Do claim your business in local sites. Aside from adding link value, it ensures they’re under your control to see reviews and spam.

Don’t buy any services from local sites. Most of them are just selling Google traffic, and you can outrank ’em and get users directly.

Do promote cross-media. Search is big, but some businesses still benefit from brick-and-mortar messages or social-network activity to put the service in front of a visitor at their need. The more emergency your service is, the less non-search brand you have to build, but there’s still merit in being the brand a visitor recalls from other media.

Don’t go for excessively labor-intensive promotions. Give the visitor a coupon; don’t expect him to Like you on Facebook before you’ll cut him a promotion.
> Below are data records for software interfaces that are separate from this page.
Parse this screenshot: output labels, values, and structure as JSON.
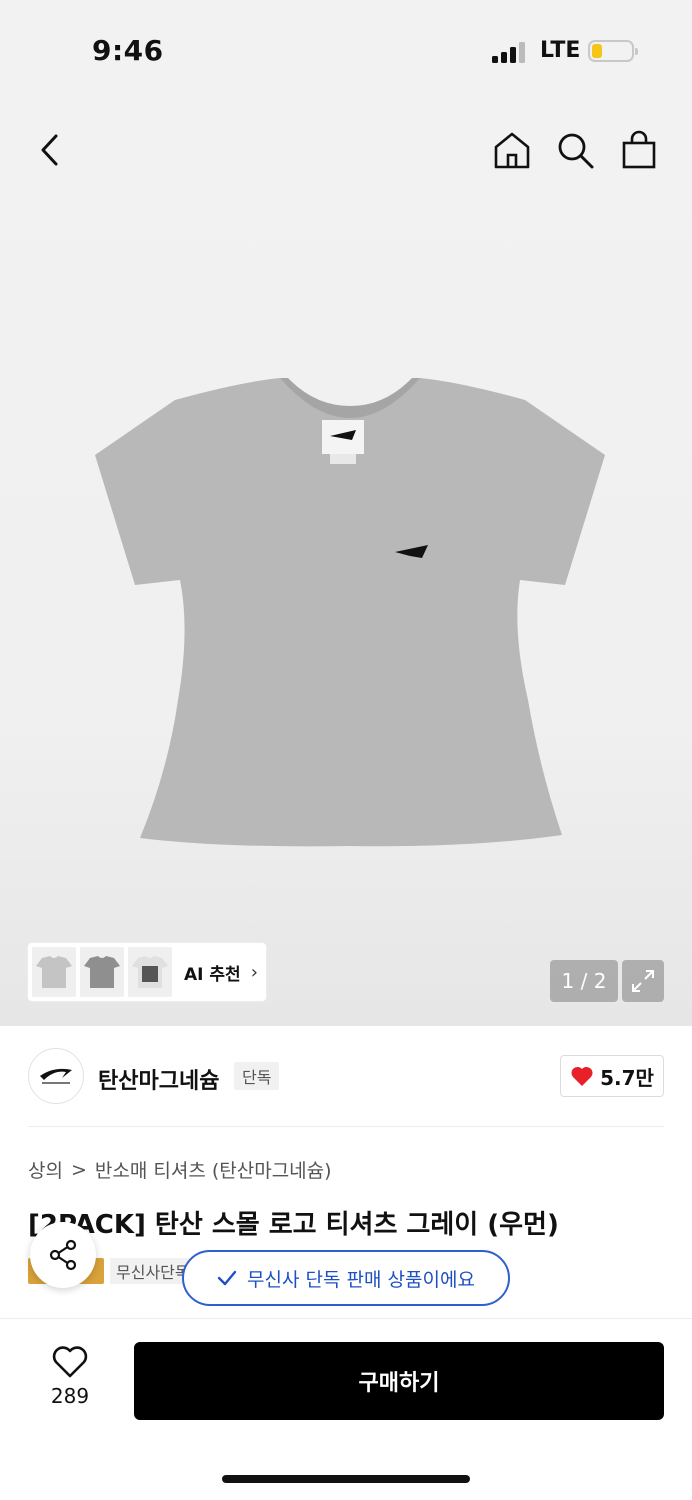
{
  "status_bar": {
    "time": "9:46",
    "network": "LTE",
    "battery_color": "#f5c518"
  },
  "nav": {
    "back_icon": "chevron-left-icon",
    "home_icon": "home-icon",
    "search_icon": "search-icon",
    "cart_icon": "shopping-bag-icon"
  },
  "gallery": {
    "ai_label": "AI 추천",
    "page_indicator": "1 / 2",
    "thumbnails": [
      "grey-tshirt",
      "grey-tshirt-dark",
      "printed-tshirt"
    ]
  },
  "brand": {
    "name": "탄산마그네슘",
    "badge": "단독",
    "likes": "5.7만",
    "heart_color": "#e8202a"
  },
  "breadcrumb": {
    "category": "상의",
    "separator": ">",
    "subcategory": "반소매 티셔츠 (탄산마그네슘)"
  },
  "product": {
    "title": "[2PACK] 탄산 스몰 로고 티셔츠 그레이 (우먼)",
    "tag_label": "무신사단독",
    "exclusive_notice": "무신사 단독 판매 상품이에요"
  },
  "bottom_bar": {
    "wish_count": "289",
    "buy_label": "구매하기"
  }
}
It becomes analogous to the shops which demand 20 page forms for their discount-club card.

New Google Patent Monitors Your Mouse On SERPs
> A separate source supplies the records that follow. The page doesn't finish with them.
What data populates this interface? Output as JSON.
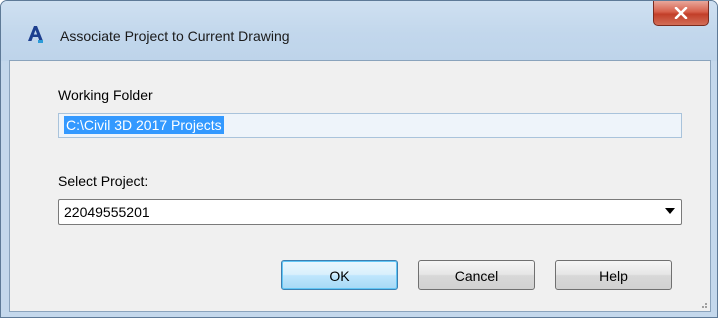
{
  "dialog": {
    "title": "Associate Project to Current Drawing",
    "icon": "autocad-app-icon",
    "close_icon": "close-icon"
  },
  "working_folder": {
    "label": "Working Folder",
    "value": "C:\\Civil 3D 2017 Projects"
  },
  "select_project": {
    "label": "Select Project:",
    "selected": "22049555201"
  },
  "buttons": {
    "ok": "OK",
    "cancel": "Cancel",
    "help": "Help"
  },
  "colors": {
    "selection_highlight": "#3399ff",
    "close_button": "#c94a35",
    "window_frame": "#c4d8ec",
    "client_background": "#f0f0f0"
  }
}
A few days ago, this google patent application was awarded a patent that details a

“System and method for modulating search relevancy using pointer activity monitoring “

according to the patent title and abstract. If you read on, it explains that the data the patent suggests collecting is the mouse location on page and hover duration. What could this mean for SEO?

The simple answer is that there’s a new factor influencing rankings. The patent calls it the “client attention coefficient.” That wording suggests that it will have a direct effect on how “relevancy” is calculated for all Google searches. Any time a search engine makes a change in how they rank sites it’s reflected in the rankings. That may sound obvious, but it’s something every good SEO thinks about when changes start happening. Should Google incorporate this mouse tracking idea into their search engine it could produce some interesting results both good and bad. One thing we know is that we’d have to start paying more attention to how our indexed pages appear on SERPs (Search Engine Results Pages.)

When Google builds a SERP for a search query it takes the titles and descriptions of the results and serves them up as a vertically aligned list with higher ranking pages at the top. The typical searcher begins scanning with their eyes at the page and sometimes follow with a mouse pointer. Referring back to the patent, this shouldn’t have a direct effect because the patent proposes a timer or “threshold value” that would filter out times when a cursor “temporarily passes through [these] regions.” However, this doesn’t change the fact that the results at the top are more likely to get mouse pointer attention. Depending on how much weight Google assigns to this new metric this could strengthen the barrier-to-entry for new rankings even more.
    The “client attention coefficient” might also accidentally favor indexed pages with longer titles and descriptions. The two search results below illustrate an example case.

google search result that takes up a small space

google search result that takes up a large space

A result that shows up on a serp (search engine results page) looking like the first result might not hold a visitor’s attention as long as the second. Another advantage the second has over the first is that it simply occupies more space on the page. It will grab more mouse time because of this but, Google’s engineers aren’t dumb. I bet they’ve already thought up a solution but there’s no best way around it. There will be some artificial-ness leaking into the organic rankings.

We won’t know how effective it is in improving results until Google actually implements it if they ever do. They may never implement this hopefully out of respect for our privacy. Hopefully we can prevent Google from looking through visitor’s webcams and tracking eye movement across the page. Anyone want to file that one now before Google does?